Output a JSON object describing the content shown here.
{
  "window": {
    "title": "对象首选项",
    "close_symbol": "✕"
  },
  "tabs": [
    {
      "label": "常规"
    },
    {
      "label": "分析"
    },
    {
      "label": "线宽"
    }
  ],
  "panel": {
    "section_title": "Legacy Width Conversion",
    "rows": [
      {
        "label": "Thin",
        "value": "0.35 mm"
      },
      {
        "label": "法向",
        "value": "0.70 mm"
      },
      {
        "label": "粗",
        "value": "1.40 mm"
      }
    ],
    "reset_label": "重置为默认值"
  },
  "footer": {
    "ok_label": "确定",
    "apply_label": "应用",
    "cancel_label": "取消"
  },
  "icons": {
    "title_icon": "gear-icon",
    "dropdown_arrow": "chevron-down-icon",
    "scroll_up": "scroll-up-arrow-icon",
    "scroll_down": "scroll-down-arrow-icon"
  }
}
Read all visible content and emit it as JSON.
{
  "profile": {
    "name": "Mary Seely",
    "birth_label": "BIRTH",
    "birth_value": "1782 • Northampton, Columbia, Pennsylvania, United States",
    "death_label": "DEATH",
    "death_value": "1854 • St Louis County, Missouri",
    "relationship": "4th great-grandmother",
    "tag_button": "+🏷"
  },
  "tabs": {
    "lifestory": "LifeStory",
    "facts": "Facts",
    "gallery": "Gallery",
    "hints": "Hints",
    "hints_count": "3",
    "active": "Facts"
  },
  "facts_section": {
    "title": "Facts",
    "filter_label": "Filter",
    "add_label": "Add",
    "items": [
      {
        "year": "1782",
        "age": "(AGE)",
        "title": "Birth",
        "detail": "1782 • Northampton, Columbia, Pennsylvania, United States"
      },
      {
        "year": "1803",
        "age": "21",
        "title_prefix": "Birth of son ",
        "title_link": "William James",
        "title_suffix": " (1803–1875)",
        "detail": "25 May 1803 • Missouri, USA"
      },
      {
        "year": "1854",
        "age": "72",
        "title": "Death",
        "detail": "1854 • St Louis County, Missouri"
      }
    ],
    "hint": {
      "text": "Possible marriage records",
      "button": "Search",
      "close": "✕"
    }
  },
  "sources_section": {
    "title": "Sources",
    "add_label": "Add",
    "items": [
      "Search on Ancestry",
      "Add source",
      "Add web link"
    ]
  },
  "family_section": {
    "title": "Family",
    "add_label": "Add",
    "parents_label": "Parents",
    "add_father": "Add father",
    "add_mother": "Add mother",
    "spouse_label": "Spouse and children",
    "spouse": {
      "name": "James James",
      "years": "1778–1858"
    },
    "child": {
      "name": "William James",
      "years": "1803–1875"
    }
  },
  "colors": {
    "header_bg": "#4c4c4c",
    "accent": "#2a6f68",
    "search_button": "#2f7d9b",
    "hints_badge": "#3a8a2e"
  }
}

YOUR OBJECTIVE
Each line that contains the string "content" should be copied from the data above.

REPLY TO THE TASK
Output a JSON object describing the content shown here.
Read all visible content and emit it as JSON.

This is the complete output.